Segment Open

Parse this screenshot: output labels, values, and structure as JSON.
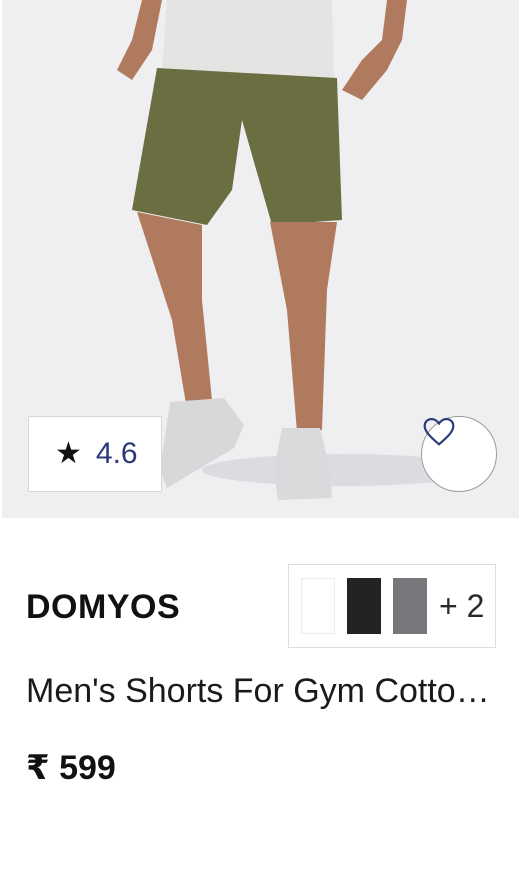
{
  "product": {
    "rating": "4.6",
    "brand": "DOMYOS",
    "title": "Men's Shorts For Gym Cotto…",
    "price": "₹ 599",
    "more_colors": "+ 2",
    "swatches": [
      "#ffffff",
      "#232323",
      "#76787c"
    ]
  },
  "icons": {
    "rating": "star-icon",
    "wishlist": "heart-icon"
  },
  "colors": {
    "rating_text": "#2c3a7a",
    "shorts": "#6b6e40",
    "background": "#efeff1"
  }
}
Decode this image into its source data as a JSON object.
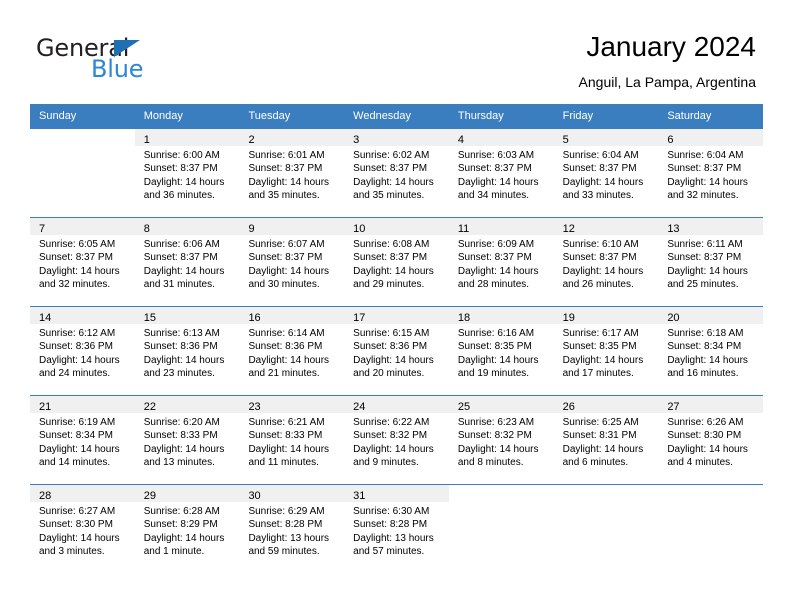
{
  "brand": {
    "name_part1": "General",
    "name_part2": "Blue"
  },
  "header": {
    "title": "January 2024",
    "subtitle": "Anguil, La Pampa, Argentina"
  },
  "weekday_headers": [
    "Sunday",
    "Monday",
    "Tuesday",
    "Wednesday",
    "Thursday",
    "Friday",
    "Saturday"
  ],
  "colors": {
    "header_blue": "#3a7ebf",
    "daynum_band": "#f0f0f0",
    "brand_blue": "#2e86d6",
    "brand_dark": "#231f20"
  },
  "labels": {
    "sunrise_prefix": "Sunrise: ",
    "sunset_prefix": "Sunset: ",
    "daylight_prefix": "Daylight: "
  },
  "weeks": [
    [
      {
        "day": ""
      },
      {
        "day": "1",
        "sunrise": "Sunrise: 6:00 AM",
        "sunset": "Sunset: 8:37 PM",
        "daylight_l1": "Daylight: 14 hours",
        "daylight_l2": "and 36 minutes."
      },
      {
        "day": "2",
        "sunrise": "Sunrise: 6:01 AM",
        "sunset": "Sunset: 8:37 PM",
        "daylight_l1": "Daylight: 14 hours",
        "daylight_l2": "and 35 minutes."
      },
      {
        "day": "3",
        "sunrise": "Sunrise: 6:02 AM",
        "sunset": "Sunset: 8:37 PM",
        "daylight_l1": "Daylight: 14 hours",
        "daylight_l2": "and 35 minutes."
      },
      {
        "day": "4",
        "sunrise": "Sunrise: 6:03 AM",
        "sunset": "Sunset: 8:37 PM",
        "daylight_l1": "Daylight: 14 hours",
        "daylight_l2": "and 34 minutes."
      },
      {
        "day": "5",
        "sunrise": "Sunrise: 6:04 AM",
        "sunset": "Sunset: 8:37 PM",
        "daylight_l1": "Daylight: 14 hours",
        "daylight_l2": "and 33 minutes."
      },
      {
        "day": "6",
        "sunrise": "Sunrise: 6:04 AM",
        "sunset": "Sunset: 8:37 PM",
        "daylight_l1": "Daylight: 14 hours",
        "daylight_l2": "and 32 minutes."
      }
    ],
    [
      {
        "day": "7",
        "sunrise": "Sunrise: 6:05 AM",
        "sunset": "Sunset: 8:37 PM",
        "daylight_l1": "Daylight: 14 hours",
        "daylight_l2": "and 32 minutes."
      },
      {
        "day": "8",
        "sunrise": "Sunrise: 6:06 AM",
        "sunset": "Sunset: 8:37 PM",
        "daylight_l1": "Daylight: 14 hours",
        "daylight_l2": "and 31 minutes."
      },
      {
        "day": "9",
        "sunrise": "Sunrise: 6:07 AM",
        "sunset": "Sunset: 8:37 PM",
        "daylight_l1": "Daylight: 14 hours",
        "daylight_l2": "and 30 minutes."
      },
      {
        "day": "10",
        "sunrise": "Sunrise: 6:08 AM",
        "sunset": "Sunset: 8:37 PM",
        "daylight_l1": "Daylight: 14 hours",
        "daylight_l2": "and 29 minutes."
      },
      {
        "day": "11",
        "sunrise": "Sunrise: 6:09 AM",
        "sunset": "Sunset: 8:37 PM",
        "daylight_l1": "Daylight: 14 hours",
        "daylight_l2": "and 28 minutes."
      },
      {
        "day": "12",
        "sunrise": "Sunrise: 6:10 AM",
        "sunset": "Sunset: 8:37 PM",
        "daylight_l1": "Daylight: 14 hours",
        "daylight_l2": "and 26 minutes."
      },
      {
        "day": "13",
        "sunrise": "Sunrise: 6:11 AM",
        "sunset": "Sunset: 8:37 PM",
        "daylight_l1": "Daylight: 14 hours",
        "daylight_l2": "and 25 minutes."
      }
    ],
    [
      {
        "day": "14",
        "sunrise": "Sunrise: 6:12 AM",
        "sunset": "Sunset: 8:36 PM",
        "daylight_l1": "Daylight: 14 hours",
        "daylight_l2": "and 24 minutes."
      },
      {
        "day": "15",
        "sunrise": "Sunrise: 6:13 AM",
        "sunset": "Sunset: 8:36 PM",
        "daylight_l1": "Daylight: 14 hours",
        "daylight_l2": "and 23 minutes."
      },
      {
        "day": "16",
        "sunrise": "Sunrise: 6:14 AM",
        "sunset": "Sunset: 8:36 PM",
        "daylight_l1": "Daylight: 14 hours",
        "daylight_l2": "and 21 minutes."
      },
      {
        "day": "17",
        "sunrise": "Sunrise: 6:15 AM",
        "sunset": "Sunset: 8:36 PM",
        "daylight_l1": "Daylight: 14 hours",
        "daylight_l2": "and 20 minutes."
      },
      {
        "day": "18",
        "sunrise": "Sunrise: 6:16 AM",
        "sunset": "Sunset: 8:35 PM",
        "daylight_l1": "Daylight: 14 hours",
        "daylight_l2": "and 19 minutes."
      },
      {
        "day": "19",
        "sunrise": "Sunrise: 6:17 AM",
        "sunset": "Sunset: 8:35 PM",
        "daylight_l1": "Daylight: 14 hours",
        "daylight_l2": "and 17 minutes."
      },
      {
        "day": "20",
        "sunrise": "Sunrise: 6:18 AM",
        "sunset": "Sunset: 8:34 PM",
        "daylight_l1": "Daylight: 14 hours",
        "daylight_l2": "and 16 minutes."
      }
    ],
    [
      {
        "day": "21",
        "sunrise": "Sunrise: 6:19 AM",
        "sunset": "Sunset: 8:34 PM",
        "daylight_l1": "Daylight: 14 hours",
        "daylight_l2": "and 14 minutes."
      },
      {
        "day": "22",
        "sunrise": "Sunrise: 6:20 AM",
        "sunset": "Sunset: 8:33 PM",
        "daylight_l1": "Daylight: 14 hours",
        "daylight_l2": "and 13 minutes."
      },
      {
        "day": "23",
        "sunrise": "Sunrise: 6:21 AM",
        "sunset": "Sunset: 8:33 PM",
        "daylight_l1": "Daylight: 14 hours",
        "daylight_l2": "and 11 minutes."
      },
      {
        "day": "24",
        "sunrise": "Sunrise: 6:22 AM",
        "sunset": "Sunset: 8:32 PM",
        "daylight_l1": "Daylight: 14 hours",
        "daylight_l2": "and 9 minutes."
      },
      {
        "day": "25",
        "sunrise": "Sunrise: 6:23 AM",
        "sunset": "Sunset: 8:32 PM",
        "daylight_l1": "Daylight: 14 hours",
        "daylight_l2": "and 8 minutes."
      },
      {
        "day": "26",
        "sunrise": "Sunrise: 6:25 AM",
        "sunset": "Sunset: 8:31 PM",
        "daylight_l1": "Daylight: 14 hours",
        "daylight_l2": "and 6 minutes."
      },
      {
        "day": "27",
        "sunrise": "Sunrise: 6:26 AM",
        "sunset": "Sunset: 8:30 PM",
        "daylight_l1": "Daylight: 14 hours",
        "daylight_l2": "and 4 minutes."
      }
    ],
    [
      {
        "day": "28",
        "sunrise": "Sunrise: 6:27 AM",
        "sunset": "Sunset: 8:30 PM",
        "daylight_l1": "Daylight: 14 hours",
        "daylight_l2": "and 3 minutes."
      },
      {
        "day": "29",
        "sunrise": "Sunrise: 6:28 AM",
        "sunset": "Sunset: 8:29 PM",
        "daylight_l1": "Daylight: 14 hours",
        "daylight_l2": "and 1 minute."
      },
      {
        "day": "30",
        "sunrise": "Sunrise: 6:29 AM",
        "sunset": "Sunset: 8:28 PM",
        "daylight_l1": "Daylight: 13 hours",
        "daylight_l2": "and 59 minutes."
      },
      {
        "day": "31",
        "sunrise": "Sunrise: 6:30 AM",
        "sunset": "Sunset: 8:28 PM",
        "daylight_l1": "Daylight: 13 hours",
        "daylight_l2": "and 57 minutes."
      },
      {
        "day": ""
      },
      {
        "day": ""
      },
      {
        "day": ""
      }
    ]
  ]
}
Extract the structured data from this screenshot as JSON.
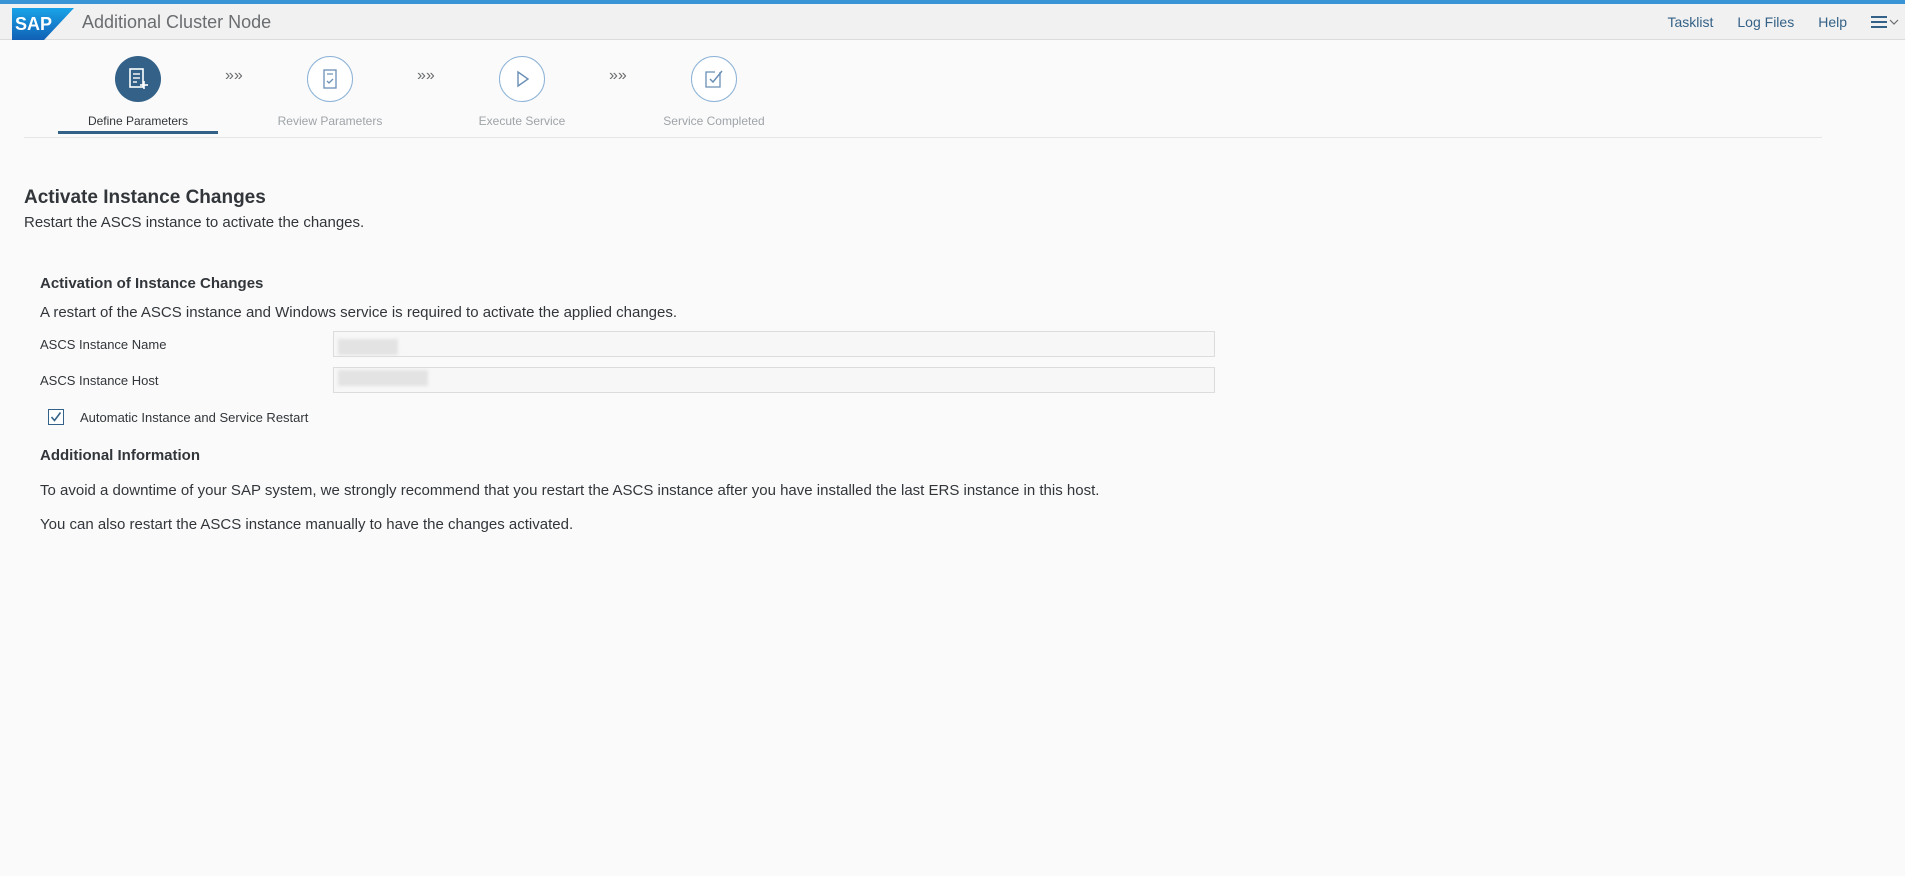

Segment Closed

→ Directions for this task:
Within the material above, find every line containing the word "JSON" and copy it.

→ Exercise result:
Parse this screenshot: output labels, values, and structure as JSON.
Decode this image into its source data as a JSON object.
Extract the structured data from this screenshot as JSON.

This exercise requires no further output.